|International Classification||G06F7/00, G06F17/30|
|Cooperative Classification||G06F17/30675, G06F17/30598, G06F17/30011, G06F17/30867, G06F17/3053, G06F17/3071|
|European Classification||G06F17/30T2P4, G06F17/30T4M|
|Jul 13, 2006||AS||Assignment|
Owner name: GOOGLE INC., CALIFORNIA
Free format text: ASSIGNMENT OF ASSIGNORS INTEREST;ASSIGNORS:BHARAT, KRISHNA;DEAN, JEFFREY A.;CURTISS, MICHAEL;AND OTHERS;SIGNING DATES FROM 20060605 TO 20060708;REEL/FRAME:017927/0685
|Mar 20, 2012||CC||Certificate of correction|

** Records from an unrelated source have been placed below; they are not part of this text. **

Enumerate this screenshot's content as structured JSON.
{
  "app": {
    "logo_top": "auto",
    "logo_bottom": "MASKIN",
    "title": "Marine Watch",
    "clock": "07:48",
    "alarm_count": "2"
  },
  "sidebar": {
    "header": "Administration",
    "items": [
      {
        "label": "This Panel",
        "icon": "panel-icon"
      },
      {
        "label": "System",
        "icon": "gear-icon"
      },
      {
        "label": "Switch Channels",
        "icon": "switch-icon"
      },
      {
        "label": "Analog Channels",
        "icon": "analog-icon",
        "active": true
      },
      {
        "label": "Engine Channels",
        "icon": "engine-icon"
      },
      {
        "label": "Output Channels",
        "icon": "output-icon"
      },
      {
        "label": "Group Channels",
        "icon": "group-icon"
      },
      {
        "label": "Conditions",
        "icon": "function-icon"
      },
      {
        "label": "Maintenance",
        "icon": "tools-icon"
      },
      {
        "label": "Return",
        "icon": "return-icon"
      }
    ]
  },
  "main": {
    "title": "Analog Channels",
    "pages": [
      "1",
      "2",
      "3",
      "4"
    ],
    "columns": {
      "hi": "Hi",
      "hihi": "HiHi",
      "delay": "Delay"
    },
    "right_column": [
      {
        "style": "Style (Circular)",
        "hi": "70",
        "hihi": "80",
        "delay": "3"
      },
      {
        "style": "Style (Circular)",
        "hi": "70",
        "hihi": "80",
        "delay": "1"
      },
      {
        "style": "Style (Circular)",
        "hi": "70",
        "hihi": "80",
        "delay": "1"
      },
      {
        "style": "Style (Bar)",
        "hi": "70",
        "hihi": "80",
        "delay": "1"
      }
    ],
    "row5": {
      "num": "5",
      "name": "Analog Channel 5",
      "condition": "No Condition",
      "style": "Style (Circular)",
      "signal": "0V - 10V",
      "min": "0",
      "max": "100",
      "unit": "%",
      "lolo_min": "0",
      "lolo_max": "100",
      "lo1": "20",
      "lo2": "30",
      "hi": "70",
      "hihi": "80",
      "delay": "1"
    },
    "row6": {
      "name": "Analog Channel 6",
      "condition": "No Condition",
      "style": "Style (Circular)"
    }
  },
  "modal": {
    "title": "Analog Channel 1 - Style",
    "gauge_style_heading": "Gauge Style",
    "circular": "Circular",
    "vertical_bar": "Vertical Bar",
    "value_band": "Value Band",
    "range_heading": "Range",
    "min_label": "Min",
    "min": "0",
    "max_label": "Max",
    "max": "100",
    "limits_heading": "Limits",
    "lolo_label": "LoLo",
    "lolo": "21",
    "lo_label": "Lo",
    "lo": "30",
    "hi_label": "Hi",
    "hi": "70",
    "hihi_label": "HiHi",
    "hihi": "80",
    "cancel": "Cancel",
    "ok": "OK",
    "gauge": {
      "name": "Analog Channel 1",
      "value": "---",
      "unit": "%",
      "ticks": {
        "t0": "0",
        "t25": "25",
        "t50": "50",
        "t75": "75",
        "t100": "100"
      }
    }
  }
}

|Jul 3, 2015||FPAY||Fee payment|
Year of fee payment: 4